* **WORK INSTRUCTION**: Establish how many lines of the material below contain the string "Maximum". Return that number by itself.
------------
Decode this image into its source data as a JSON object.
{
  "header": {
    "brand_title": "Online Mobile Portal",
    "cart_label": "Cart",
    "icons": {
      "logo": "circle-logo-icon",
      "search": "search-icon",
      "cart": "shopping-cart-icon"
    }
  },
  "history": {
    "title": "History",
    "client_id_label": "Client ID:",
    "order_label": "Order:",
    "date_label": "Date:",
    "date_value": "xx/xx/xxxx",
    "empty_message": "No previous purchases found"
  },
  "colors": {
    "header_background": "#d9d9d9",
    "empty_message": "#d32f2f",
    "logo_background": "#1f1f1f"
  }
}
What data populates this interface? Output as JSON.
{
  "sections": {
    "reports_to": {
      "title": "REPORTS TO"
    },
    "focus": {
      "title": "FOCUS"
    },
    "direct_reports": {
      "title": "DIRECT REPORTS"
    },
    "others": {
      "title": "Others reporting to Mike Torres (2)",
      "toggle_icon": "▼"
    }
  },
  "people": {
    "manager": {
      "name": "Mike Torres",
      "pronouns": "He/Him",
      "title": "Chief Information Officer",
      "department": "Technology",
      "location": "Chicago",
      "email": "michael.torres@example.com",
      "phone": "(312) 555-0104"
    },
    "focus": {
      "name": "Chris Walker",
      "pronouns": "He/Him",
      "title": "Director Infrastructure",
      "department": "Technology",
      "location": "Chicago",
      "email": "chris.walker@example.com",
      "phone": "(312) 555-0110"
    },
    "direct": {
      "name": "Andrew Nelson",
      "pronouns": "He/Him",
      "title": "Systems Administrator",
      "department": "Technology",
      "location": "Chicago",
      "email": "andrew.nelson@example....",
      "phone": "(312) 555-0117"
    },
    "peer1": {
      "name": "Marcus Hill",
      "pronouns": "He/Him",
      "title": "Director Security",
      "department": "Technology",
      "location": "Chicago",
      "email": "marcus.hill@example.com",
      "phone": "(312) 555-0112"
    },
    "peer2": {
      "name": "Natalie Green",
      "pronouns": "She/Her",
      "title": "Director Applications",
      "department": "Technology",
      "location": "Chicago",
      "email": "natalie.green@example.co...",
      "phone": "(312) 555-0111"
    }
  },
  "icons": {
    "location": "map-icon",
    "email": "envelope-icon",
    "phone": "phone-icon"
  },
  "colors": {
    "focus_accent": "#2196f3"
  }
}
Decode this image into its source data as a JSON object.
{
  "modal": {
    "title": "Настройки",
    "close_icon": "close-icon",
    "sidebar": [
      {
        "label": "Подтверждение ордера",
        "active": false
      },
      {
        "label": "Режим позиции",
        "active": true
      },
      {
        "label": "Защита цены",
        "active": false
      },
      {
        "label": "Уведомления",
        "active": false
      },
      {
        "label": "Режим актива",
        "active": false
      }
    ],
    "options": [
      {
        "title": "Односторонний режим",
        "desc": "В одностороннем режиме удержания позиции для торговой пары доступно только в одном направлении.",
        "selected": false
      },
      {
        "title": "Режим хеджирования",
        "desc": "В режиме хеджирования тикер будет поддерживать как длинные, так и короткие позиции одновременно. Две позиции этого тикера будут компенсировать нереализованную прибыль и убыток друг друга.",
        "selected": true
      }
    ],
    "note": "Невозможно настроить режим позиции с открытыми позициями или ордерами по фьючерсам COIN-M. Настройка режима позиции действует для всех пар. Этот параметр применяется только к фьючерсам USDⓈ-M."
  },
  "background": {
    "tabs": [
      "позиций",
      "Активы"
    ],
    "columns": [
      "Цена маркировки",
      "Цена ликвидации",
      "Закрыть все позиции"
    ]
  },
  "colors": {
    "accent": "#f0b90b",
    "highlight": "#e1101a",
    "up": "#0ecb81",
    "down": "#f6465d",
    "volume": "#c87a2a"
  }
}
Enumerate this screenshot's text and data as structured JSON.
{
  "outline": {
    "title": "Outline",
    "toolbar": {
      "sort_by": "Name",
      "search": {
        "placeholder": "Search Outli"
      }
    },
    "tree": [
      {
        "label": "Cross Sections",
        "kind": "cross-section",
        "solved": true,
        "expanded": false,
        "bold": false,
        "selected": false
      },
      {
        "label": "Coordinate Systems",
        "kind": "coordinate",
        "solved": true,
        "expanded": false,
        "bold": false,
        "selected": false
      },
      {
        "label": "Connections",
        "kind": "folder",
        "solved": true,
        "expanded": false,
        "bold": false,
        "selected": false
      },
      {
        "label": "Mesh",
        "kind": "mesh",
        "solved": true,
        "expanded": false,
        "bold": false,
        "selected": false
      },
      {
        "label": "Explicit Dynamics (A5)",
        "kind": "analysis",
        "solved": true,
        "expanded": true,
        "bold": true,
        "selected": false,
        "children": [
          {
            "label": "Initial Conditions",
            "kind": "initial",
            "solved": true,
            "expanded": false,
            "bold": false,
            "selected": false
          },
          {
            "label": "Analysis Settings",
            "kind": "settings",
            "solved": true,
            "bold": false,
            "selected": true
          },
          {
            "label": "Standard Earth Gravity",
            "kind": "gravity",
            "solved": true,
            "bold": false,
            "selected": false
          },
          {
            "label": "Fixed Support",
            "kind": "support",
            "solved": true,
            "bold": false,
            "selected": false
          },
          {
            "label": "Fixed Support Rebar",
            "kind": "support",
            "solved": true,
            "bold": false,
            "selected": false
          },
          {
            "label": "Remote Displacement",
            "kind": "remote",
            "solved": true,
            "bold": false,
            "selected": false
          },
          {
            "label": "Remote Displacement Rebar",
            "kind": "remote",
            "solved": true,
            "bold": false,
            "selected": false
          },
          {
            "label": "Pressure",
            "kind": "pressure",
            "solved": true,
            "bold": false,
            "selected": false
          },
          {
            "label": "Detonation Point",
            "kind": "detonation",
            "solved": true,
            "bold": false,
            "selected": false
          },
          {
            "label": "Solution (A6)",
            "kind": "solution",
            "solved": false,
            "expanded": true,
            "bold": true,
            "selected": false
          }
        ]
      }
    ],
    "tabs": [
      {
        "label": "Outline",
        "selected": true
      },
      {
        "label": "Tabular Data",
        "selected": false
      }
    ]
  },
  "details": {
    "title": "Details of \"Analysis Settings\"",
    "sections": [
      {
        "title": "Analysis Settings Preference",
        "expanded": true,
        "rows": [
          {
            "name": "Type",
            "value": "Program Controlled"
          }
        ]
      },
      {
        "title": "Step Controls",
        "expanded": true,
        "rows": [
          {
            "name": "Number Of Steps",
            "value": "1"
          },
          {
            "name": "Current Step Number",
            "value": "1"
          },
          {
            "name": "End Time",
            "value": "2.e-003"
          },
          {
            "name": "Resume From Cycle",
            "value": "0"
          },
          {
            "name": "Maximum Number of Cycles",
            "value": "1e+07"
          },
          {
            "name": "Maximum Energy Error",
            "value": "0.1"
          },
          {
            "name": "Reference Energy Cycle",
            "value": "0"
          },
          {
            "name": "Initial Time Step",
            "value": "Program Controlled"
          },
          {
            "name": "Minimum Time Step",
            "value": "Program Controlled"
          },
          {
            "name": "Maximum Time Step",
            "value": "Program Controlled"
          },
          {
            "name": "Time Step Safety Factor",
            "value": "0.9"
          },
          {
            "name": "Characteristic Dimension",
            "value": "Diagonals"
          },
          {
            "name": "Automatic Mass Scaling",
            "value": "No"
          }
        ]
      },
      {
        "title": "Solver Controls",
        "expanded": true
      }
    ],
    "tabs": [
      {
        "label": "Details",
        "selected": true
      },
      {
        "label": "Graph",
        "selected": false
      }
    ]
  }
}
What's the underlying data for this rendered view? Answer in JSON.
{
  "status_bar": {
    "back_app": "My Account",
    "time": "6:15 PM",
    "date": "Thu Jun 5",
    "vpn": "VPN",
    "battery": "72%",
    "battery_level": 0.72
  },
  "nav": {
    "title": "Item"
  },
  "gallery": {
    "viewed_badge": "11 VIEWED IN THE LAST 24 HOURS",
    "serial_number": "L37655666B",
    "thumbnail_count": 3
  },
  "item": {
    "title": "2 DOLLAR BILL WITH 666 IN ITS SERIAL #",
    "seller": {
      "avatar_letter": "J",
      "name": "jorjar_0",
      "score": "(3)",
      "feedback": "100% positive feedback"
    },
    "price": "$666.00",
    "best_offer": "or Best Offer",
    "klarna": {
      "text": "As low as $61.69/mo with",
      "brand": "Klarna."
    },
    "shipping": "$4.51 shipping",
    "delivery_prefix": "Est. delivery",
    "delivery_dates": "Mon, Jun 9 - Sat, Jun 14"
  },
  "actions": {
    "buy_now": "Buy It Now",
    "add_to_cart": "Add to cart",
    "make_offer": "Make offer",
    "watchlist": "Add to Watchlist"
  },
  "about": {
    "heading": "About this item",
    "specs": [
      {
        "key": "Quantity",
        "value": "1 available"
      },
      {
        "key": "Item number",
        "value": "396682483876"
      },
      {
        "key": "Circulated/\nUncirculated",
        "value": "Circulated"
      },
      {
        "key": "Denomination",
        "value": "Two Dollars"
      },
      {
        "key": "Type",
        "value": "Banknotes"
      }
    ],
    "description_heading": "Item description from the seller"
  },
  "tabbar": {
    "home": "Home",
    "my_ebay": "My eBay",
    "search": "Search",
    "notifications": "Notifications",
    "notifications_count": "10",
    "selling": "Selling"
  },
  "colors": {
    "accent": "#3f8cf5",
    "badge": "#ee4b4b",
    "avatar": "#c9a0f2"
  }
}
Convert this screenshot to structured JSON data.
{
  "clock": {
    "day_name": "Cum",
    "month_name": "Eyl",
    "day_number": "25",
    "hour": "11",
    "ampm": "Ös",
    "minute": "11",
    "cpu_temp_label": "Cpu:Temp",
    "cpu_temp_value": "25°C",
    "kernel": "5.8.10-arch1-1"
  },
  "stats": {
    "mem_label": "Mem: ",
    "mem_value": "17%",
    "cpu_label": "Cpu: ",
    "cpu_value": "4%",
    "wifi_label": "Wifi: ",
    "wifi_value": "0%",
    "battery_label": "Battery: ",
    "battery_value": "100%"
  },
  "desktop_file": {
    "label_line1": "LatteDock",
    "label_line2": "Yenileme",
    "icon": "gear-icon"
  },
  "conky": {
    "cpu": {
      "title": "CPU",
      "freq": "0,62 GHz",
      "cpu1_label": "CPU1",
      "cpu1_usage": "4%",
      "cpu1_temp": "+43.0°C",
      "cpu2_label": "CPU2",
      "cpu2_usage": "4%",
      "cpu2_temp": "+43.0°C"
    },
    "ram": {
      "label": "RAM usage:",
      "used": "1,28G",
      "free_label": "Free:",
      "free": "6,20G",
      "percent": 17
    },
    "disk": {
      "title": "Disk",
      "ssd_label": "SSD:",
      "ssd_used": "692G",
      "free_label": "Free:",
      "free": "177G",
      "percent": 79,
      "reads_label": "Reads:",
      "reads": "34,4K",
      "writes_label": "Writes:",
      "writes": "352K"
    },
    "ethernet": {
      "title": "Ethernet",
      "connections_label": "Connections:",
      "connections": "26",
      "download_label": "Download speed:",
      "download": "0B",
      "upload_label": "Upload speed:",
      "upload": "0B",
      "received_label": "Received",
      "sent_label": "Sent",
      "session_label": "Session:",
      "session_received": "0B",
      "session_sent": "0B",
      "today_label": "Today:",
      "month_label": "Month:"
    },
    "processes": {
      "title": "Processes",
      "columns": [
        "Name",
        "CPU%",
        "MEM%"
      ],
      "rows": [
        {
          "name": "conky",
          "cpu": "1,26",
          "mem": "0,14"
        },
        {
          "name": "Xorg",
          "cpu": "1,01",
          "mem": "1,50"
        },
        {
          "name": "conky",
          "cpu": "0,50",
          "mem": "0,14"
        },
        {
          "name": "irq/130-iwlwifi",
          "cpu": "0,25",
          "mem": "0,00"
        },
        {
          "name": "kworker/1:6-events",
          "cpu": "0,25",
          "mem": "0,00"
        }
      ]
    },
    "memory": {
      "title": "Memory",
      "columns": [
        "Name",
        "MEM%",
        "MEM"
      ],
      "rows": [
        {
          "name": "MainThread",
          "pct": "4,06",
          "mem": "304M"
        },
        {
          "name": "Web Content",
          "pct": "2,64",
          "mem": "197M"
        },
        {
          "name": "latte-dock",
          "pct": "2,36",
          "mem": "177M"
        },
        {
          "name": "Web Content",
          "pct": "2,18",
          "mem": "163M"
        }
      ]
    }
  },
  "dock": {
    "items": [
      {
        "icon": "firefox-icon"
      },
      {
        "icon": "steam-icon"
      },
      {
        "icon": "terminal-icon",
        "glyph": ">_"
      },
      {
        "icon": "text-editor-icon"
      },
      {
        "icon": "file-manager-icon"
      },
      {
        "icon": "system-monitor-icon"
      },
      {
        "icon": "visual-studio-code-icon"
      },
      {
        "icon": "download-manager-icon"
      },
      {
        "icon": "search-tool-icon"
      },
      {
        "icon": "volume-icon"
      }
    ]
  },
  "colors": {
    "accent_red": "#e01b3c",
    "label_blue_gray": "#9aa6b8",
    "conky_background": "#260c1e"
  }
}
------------
* **WRITTEN ANSWER**: 3